Van Gaal said that the players were “struggling for life” by the end, because they had played just 48 hours earlier, and will now need even more time for their bodies to recover. It wasn’t just him either, as other managers and footballers came out moaning about too many games at this time of year (Gus Poyet and Peter Crouch to name just two). We hardly heard a peep about them out of the media though; as usual they’d rather focus on United and their manager.
Although not many will have much sympathy for the players because of the wages they get, what’s the point of having extra games that end up being ‘non-events’ for the paying supporters? If it’s all about tradition, why not keep the Boxing Day and New Year’s Day games, but skip the middle one so everyone can have some rest?
From United’s point of view, it was a pity that Angel di Maria missed these games through injury, as while he wasn’t missed against Newcastle, he could have made a difference against Tottenham, especially as United didn’t have any ‘game-changers’ on the bench.
Elsewhere in the league, Chelsea showed their strength against West Ham when winning 2-0, then faltered to a 1-1 draw at Southampton, giving Mourinho the excuse to prove he’s ‘the happy one’ by stating that everyone is out to get them, exactly as he used to do when at Real Madrid and Inter. Let’s see if the British media get fed up of his moaning like their Spanish and Italian counterparts did; Manchester City matched them by putting a show on at West Brom, then letting a two goal lead slip at home to Burnley to stay three points behind the leaders; Arsenal won both their games against QPR and West Ham to climb up to fifth, while L’pool did the same against Burnley and Swansea to climb up to eight place in the table; Meanwhile, Everton lost at home to Stoke, then at Newcastle to stay twelfth, and prove that David Moyes might not have been doing such a bad job after all.
Looking at other news, Crystal Palace got permission from Newcastle to talk to Alan Pardew after sacking Neil Warnock. We understand that Pardew would like to go back to a club where he did so well as a player, but to leave a job where he seemed secure? How bad are things at Newcastle? Quite bad if rumours that Coloccini is favourite to take over are true.
West Brom is another club that have sacked their manager before the year is out. Alan Irvine had been in the job for seven months, since he replaced Pepe Mel. Seems like this is another club in a bit of turmoil though results at one point were papering over the cracks.
And while we’re on about managers, how silly will some Everton fans be feeling right now, after laughing so much at the expense of Moyes (and United) last season? And where are all those former players and coaches knocking him when they thought that Everton would become a top four club without him? Of course Martinez is a good manager, but to make him sound like he’s the new Guardiola because of half a season? One swallow does not a summer make.

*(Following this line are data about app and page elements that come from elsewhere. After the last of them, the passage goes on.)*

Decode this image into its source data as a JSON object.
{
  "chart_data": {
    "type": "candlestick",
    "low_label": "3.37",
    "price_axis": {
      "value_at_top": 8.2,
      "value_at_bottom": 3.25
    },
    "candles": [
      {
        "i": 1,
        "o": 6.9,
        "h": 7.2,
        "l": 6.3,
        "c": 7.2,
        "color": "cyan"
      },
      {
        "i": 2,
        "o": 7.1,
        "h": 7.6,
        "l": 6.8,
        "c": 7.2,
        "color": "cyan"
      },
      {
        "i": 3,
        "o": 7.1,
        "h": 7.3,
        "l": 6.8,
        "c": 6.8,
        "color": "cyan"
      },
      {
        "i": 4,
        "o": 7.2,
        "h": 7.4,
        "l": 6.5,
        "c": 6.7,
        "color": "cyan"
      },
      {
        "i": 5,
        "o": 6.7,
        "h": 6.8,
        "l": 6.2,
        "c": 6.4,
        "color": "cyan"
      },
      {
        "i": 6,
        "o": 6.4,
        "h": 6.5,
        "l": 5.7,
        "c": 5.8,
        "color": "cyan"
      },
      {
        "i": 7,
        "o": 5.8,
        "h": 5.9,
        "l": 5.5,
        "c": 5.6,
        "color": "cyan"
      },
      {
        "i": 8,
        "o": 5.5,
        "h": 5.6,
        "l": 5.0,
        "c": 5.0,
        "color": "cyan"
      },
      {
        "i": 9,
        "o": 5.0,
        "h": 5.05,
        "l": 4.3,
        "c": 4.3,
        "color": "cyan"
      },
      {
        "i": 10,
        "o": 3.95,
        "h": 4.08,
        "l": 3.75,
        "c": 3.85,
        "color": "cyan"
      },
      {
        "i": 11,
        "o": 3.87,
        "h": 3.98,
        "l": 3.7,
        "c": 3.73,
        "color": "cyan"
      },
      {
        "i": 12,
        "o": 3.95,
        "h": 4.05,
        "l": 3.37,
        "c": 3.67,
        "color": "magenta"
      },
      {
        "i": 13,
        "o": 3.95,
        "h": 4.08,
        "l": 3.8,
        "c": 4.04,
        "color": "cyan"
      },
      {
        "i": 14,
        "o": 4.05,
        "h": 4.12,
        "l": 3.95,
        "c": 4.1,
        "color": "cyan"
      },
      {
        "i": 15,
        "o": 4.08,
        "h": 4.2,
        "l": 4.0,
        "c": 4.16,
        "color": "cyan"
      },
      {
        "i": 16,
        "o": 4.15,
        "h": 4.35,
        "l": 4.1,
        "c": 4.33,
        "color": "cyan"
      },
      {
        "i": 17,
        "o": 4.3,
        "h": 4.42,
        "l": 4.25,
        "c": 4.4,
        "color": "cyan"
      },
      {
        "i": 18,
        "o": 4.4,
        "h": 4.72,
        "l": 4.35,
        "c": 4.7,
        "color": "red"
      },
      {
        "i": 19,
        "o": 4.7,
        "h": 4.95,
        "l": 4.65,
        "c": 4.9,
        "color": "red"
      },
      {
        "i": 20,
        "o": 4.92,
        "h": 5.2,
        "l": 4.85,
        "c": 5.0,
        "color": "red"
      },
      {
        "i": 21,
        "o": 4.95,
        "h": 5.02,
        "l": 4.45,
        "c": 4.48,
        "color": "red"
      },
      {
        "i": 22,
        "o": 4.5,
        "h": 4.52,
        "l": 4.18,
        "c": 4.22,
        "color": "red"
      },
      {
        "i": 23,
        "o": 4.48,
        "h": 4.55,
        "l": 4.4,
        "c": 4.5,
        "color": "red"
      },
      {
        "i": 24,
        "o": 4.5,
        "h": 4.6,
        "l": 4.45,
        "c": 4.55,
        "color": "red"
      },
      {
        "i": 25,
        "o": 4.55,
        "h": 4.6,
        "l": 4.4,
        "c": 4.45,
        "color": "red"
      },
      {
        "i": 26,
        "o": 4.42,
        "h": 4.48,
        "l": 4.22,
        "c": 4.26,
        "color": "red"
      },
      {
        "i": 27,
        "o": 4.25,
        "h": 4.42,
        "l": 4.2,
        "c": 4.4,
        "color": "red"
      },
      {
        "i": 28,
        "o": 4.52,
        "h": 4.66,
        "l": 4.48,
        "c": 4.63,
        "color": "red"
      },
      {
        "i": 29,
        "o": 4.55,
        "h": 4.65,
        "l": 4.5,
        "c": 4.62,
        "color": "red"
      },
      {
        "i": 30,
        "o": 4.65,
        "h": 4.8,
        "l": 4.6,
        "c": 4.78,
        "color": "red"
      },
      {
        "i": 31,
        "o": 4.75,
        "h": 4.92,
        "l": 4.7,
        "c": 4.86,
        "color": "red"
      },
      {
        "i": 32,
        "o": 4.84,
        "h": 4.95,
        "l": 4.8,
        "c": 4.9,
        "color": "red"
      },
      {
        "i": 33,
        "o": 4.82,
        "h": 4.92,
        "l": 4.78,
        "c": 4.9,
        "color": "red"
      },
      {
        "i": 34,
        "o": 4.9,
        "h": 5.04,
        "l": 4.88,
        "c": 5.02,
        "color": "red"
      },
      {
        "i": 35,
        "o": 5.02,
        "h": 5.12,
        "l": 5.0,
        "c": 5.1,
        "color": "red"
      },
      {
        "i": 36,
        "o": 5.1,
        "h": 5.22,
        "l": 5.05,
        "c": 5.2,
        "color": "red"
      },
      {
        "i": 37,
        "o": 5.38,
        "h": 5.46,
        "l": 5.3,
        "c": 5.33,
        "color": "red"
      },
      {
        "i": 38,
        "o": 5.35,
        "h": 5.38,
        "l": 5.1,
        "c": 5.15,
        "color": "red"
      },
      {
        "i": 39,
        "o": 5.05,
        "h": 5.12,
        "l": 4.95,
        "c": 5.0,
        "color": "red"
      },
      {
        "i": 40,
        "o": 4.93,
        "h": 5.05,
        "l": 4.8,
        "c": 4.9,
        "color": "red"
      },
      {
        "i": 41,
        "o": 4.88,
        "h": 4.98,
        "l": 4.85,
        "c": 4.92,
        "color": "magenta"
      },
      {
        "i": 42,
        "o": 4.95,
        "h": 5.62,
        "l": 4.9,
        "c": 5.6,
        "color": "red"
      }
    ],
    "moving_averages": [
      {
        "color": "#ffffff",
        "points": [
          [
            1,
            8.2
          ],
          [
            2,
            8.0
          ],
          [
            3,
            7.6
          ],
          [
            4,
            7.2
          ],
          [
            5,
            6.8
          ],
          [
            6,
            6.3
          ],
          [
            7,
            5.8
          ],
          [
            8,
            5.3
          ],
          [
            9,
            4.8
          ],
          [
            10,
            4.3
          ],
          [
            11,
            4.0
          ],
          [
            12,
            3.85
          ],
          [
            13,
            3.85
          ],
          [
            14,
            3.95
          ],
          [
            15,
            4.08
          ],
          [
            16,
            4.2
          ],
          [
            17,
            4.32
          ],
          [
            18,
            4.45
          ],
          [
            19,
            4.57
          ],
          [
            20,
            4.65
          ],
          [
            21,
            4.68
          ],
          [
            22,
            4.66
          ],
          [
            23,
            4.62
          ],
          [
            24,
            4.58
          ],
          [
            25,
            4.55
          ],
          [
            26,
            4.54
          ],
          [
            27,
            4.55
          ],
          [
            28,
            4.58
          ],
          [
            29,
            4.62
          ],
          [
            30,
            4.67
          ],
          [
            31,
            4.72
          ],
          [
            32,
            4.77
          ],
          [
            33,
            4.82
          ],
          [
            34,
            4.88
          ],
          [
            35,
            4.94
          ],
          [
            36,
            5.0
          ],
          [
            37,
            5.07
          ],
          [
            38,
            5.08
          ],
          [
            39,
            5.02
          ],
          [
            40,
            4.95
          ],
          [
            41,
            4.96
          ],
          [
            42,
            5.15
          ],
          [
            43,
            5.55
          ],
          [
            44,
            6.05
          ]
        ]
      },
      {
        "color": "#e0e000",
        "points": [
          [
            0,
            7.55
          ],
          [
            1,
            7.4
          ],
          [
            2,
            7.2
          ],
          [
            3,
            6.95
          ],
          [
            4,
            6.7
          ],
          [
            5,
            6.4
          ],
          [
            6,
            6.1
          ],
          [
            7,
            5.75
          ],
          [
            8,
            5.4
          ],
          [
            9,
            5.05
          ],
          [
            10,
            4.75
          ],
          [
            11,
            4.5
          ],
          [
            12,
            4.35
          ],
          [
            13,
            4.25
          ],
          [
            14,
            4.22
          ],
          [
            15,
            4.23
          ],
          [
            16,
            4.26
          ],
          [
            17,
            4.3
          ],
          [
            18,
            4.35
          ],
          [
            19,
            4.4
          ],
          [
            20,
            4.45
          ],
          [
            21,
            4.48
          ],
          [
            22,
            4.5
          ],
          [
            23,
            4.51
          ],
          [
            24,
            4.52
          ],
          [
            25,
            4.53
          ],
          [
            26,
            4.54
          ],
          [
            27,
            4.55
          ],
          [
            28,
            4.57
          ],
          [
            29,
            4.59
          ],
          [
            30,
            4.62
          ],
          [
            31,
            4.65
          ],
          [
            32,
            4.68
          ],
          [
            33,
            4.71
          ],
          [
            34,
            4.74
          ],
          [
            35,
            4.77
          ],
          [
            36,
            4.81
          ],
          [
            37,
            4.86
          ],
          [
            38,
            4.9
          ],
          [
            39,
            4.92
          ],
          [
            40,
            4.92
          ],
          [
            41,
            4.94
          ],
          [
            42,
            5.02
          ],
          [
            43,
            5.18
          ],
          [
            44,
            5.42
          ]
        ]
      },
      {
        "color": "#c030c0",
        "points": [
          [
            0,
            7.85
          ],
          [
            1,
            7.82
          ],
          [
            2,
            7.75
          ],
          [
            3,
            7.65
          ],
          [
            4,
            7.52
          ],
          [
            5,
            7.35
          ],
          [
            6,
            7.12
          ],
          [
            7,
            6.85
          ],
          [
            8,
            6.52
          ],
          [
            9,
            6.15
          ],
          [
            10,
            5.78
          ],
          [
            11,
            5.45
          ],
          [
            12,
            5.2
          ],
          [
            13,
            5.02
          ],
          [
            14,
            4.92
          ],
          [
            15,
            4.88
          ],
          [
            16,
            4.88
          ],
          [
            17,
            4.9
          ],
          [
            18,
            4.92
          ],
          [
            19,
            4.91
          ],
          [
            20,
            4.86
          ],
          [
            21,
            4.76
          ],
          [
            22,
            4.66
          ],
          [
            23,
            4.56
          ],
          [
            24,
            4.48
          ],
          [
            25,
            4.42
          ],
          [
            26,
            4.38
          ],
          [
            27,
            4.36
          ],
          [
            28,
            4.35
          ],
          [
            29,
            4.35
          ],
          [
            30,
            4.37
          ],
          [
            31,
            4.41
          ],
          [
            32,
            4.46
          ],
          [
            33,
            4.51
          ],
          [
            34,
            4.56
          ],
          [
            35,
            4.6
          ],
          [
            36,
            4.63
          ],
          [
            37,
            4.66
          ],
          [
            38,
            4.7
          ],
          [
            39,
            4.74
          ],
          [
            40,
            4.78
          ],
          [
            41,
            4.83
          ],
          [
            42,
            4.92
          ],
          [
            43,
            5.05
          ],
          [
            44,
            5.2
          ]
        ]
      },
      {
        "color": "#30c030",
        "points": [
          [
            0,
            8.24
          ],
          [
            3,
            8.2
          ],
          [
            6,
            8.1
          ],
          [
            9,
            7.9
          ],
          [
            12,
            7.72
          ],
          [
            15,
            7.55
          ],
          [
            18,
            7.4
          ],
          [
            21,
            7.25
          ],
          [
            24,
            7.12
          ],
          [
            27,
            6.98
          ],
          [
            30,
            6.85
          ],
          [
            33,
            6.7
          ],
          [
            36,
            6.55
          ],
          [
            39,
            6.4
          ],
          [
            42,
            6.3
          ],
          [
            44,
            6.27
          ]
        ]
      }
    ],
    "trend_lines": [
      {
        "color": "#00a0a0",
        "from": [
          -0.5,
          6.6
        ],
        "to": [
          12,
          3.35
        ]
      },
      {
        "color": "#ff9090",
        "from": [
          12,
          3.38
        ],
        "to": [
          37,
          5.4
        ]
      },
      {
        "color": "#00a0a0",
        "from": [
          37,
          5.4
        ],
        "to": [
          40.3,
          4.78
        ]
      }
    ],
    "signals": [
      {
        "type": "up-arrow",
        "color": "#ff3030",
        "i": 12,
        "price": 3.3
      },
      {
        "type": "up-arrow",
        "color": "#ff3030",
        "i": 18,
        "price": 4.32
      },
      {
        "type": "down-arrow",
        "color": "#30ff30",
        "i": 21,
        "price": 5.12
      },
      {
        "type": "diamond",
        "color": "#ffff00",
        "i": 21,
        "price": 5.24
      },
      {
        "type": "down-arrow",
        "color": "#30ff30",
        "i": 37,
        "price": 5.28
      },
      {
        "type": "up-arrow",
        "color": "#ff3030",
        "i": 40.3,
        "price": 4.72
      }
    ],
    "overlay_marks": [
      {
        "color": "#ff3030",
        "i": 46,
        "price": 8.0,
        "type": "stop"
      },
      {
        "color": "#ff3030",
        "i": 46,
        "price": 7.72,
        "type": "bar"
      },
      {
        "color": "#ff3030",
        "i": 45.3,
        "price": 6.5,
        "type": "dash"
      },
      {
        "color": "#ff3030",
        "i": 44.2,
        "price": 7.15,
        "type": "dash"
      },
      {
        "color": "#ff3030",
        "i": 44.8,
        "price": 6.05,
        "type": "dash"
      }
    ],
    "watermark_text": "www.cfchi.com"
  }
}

In Europe, Fernando Torres is returning home by leaving AC Milan to join Atletico Madrid, who couldn’t get him on loan, as he was already on loan to the Serie A club from Chelsea, but couldn’t afford to buy him outright from Chelsea. But wait… Abramovich saved the day by selling him to Milan (a club that wanted rid of him), which meant that he could still be loaned out this season. So nice of the Chelsea Oligarch to help out a club that he can get a few more players from in the near-future eh?
Back to United, we now have a tough game at Stoke on New Year’s Day (12:45pm UK time). Mark Hughes’ side is in the course of a mini-revival after beating Everton and West Brom in the last two games. Here’s hoping that after most of us celebrate on the last day of the present year, we’ll be cheering happily when United play at the start of 2015… COME ON UNITED!!!